**MATERIAL FOR THE TASK**
- - - -

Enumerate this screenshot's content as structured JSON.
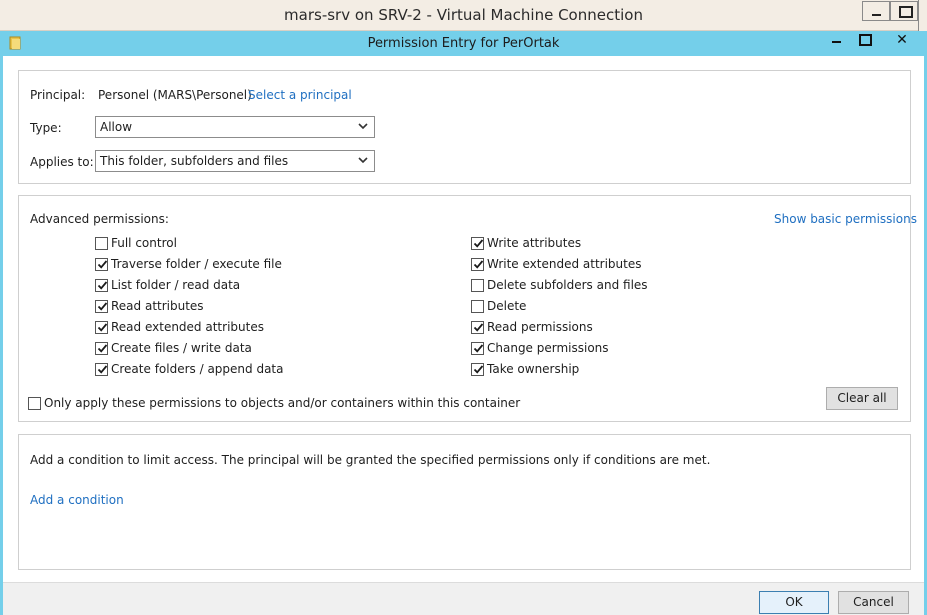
{
  "vm_window": {
    "title": "mars-srv on SRV-2 - Virtual Machine Connection"
  },
  "dialog": {
    "title": "Permission Entry for PerOrtak"
  },
  "principal": {
    "label": "Principal:",
    "value": "Personel (MARS\\Personel)",
    "select_link": "Select a principal"
  },
  "type_field": {
    "label": "Type:",
    "value": "Allow"
  },
  "applies_field": {
    "label": "Applies to:",
    "value": "This folder, subfolders and files"
  },
  "advanced": {
    "label": "Advanced permissions:",
    "show_basic_link": "Show basic permissions",
    "left": [
      {
        "label": "Full control",
        "checked": false
      },
      {
        "label": "Traverse folder / execute file",
        "checked": true
      },
      {
        "label": "List folder / read data",
        "checked": true
      },
      {
        "label": "Read attributes",
        "checked": true
      },
      {
        "label": "Read extended attributes",
        "checked": true
      },
      {
        "label": "Create files / write data",
        "checked": true
      },
      {
        "label": "Create folders / append data",
        "checked": true
      }
    ],
    "right": [
      {
        "label": "Write attributes",
        "checked": true
      },
      {
        "label": "Write extended attributes",
        "checked": true
      },
      {
        "label": "Delete subfolders and files",
        "checked": false
      },
      {
        "label": "Delete",
        "checked": false
      },
      {
        "label": "Read permissions",
        "checked": true
      },
      {
        "label": "Change permissions",
        "checked": true
      },
      {
        "label": "Take ownership",
        "checked": true
      }
    ],
    "only_apply": {
      "label": "Only apply these permissions to objects and/or containers within this container",
      "checked": false
    },
    "clear_all": "Clear all"
  },
  "condition": {
    "description": "Add a condition to limit access. The principal will be granted the specified permissions only if conditions are met.",
    "add_link": "Add a condition"
  },
  "footer": {
    "ok": "OK",
    "cancel": "Cancel"
  },
  "colors": {
    "dialog_titlebar": "#74cfea",
    "link": "#1f6fc1",
    "vm_titlebar": "#f3ede4"
  }
}
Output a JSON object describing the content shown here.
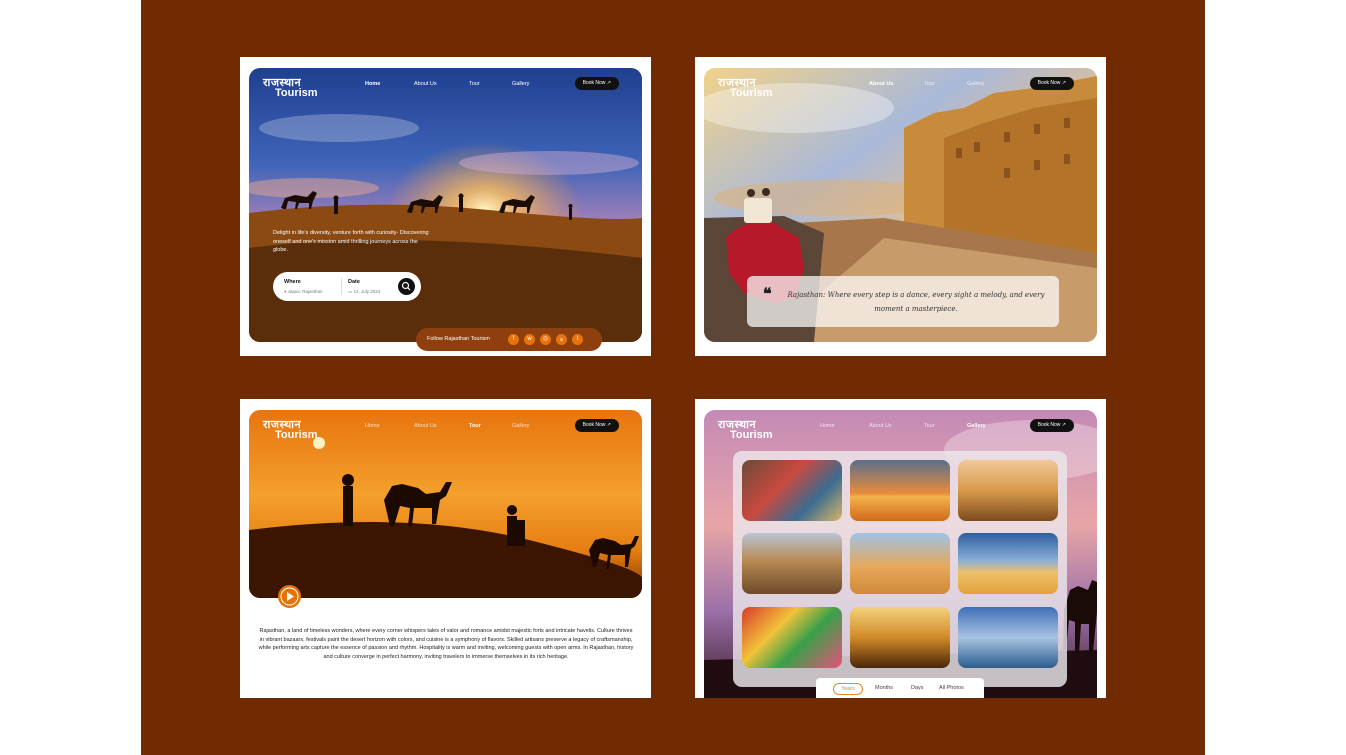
{
  "brand": {
    "hindi": "राजस्थान",
    "english": "Tourism"
  },
  "nav": {
    "home": "Home",
    "about": "About Us",
    "tour": "Tour",
    "gallery": "Gallery",
    "book": "Book Now ↗"
  },
  "home_screen": {
    "tagline": "Delight in life's diversity, venture forth with curiosity- Discovering oneself and one's mission amid thrilling journeys across the globe.",
    "where_label": "Where",
    "where_value": "⌖ Jaipur, Rajasthan",
    "date_label": "Date",
    "date_value": "▭ 12, July 2024",
    "follow_text": "Follow Rajasthan Tourism",
    "social": [
      "f",
      "w",
      "◎",
      "in",
      "t"
    ]
  },
  "about_screen": {
    "quote": "Rajasthan: Where every step is a dance, every sight a melody, and every moment a masterpiece."
  },
  "tour_screen": {
    "description": "Rajasthan, a land of timeless wonders, where every corner whispers tales of valor and romance amidst majestic forts and intricate havelis. Culture thrives in vibrant bazaars, festivals paint the desert horizon with colors, and cuisine is a symphony of flavors. Skilled artisans preserve a legacy of craftsmanship, while performing arts capture the essence of passion and rhythm. Hospitality is warm and inviting, welcoming guests with open arms. In Rajasthan, history and culture converge in perfect harmony, inviting travelers to immerse themselves in its rich heritage."
  },
  "gallery_screen": {
    "tabs": [
      "Years",
      "Months",
      "Days",
      "All Photos"
    ]
  },
  "colors": {
    "background": "#702b02",
    "accent": "#e37306",
    "follow_bar": "#8e3f0d"
  }
}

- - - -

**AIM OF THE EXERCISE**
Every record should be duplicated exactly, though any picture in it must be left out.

**TASK RESPONSE**
Enumerate this screenshot's content as structured JSON.
{
  "vm_window": {
    "title": "mars-srv on SRV-2 - Virtual Machine Connection"
  },
  "dialog": {
    "title": "Permission Entry for PerOrtak"
  },
  "principal": {
    "label": "Principal:",
    "value": "Personel (MARS\\Personel)",
    "select_link": "Select a principal"
  },
  "type_field": {
    "label": "Type:",
    "value": "Allow"
  },
  "applies_field": {
    "label": "Applies to:",
    "value": "This folder, subfolders and files"
  },
  "advanced": {
    "label": "Advanced permissions:",
    "show_basic_link": "Show basic permissions",
    "left": [
      {
        "label": "Full control",
        "checked": false
      },
      {
        "label": "Traverse folder / execute file",
        "checked": true
      },
      {
        "label": "List folder / read data",
        "checked": true
      },
      {
        "label": "Read attributes",
        "checked": true
      },
      {
        "label": "Read extended attributes",
        "checked": true
      },
      {
        "label": "Create files / write data",
        "checked": true
      },
      {
        "label": "Create folders / append data",
        "checked": true
      }
    ],
    "right": [
      {
        "label": "Write attributes",
        "checked": true
      },
      {
        "label": "Write extended attributes",
        "checked": true
      },
      {
        "label": "Delete subfolders and files",
        "checked": false
      },
      {
        "label": "Delete",
        "checked": false
      },
      {
        "label": "Read permissions",
        "checked": true
      },
      {
        "label": "Change permissions",
        "checked": true
      },
      {
        "label": "Take ownership",
        "checked": true
      }
    ],
    "only_apply": {
      "label": "Only apply these permissions to objects and/or containers within this container",
      "checked": false
    },
    "clear_all": "Clear all"
  },
  "condition": {
    "description": "Add a condition to limit access. The principal will be granted the specified permissions only if conditions are met.",
    "add_link": "Add a condition"
  },
  "footer": {
    "ok": "OK",
    "cancel": "Cancel"
  },
  "colors": {
    "dialog_titlebar": "#74cfea",
    "link": "#1f6fc1",
    "vm_titlebar": "#f3ede4"
  }
}
Output a JSON object describing the content shown here.
{
  "brand": {
    "hindi": "राजस्थान",
    "english": "Tourism"
  },
  "nav": {
    "home": "Home",
    "about": "About Us",
    "tour": "Tour",
    "gallery": "Gallery",
    "book": "Book Now ↗"
  },
  "home_screen": {
    "tagline": "Delight in life's diversity, venture forth with curiosity- Discovering oneself and one's mission amid thrilling journeys across the globe.",
    "where_label": "Where",
    "where_value": "⌖ Jaipur, Rajasthan",
    "date_label": "Date",
    "date_value": "▭ 12, July 2024",
    "follow_text": "Follow Rajasthan Tourism",
    "social": [
      "f",
      "w",
      "◎",
      "in",
      "t"
    ]
  },
  "about_screen": {
    "quote": "Rajasthan: Where every step is a dance, every sight a melody, and every moment a masterpiece."
  },
  "tour_screen": {
    "description": "Rajasthan, a land of timeless wonders, where every corner whispers tales of valor and romance amidst majestic forts and intricate havelis. Culture thrives in vibrant bazaars, festivals paint the desert horizon with colors, and cuisine is a symphony of flavors. Skilled artisans preserve a legacy of craftsmanship, while performing arts capture the essence of passion and rhythm. Hospitality is warm and inviting, welcoming guests with open arms. In Rajasthan, history and culture converge in perfect harmony, inviting travelers to immerse themselves in its rich heritage."
  },
  "gallery_screen": {
    "tabs": [
      "Years",
      "Months",
      "Days",
      "All Photos"
    ]
  },
  "colors": {
    "background": "#702b02",
    "accent": "#e37306",
    "follow_bar": "#8e3f0d"
  }
}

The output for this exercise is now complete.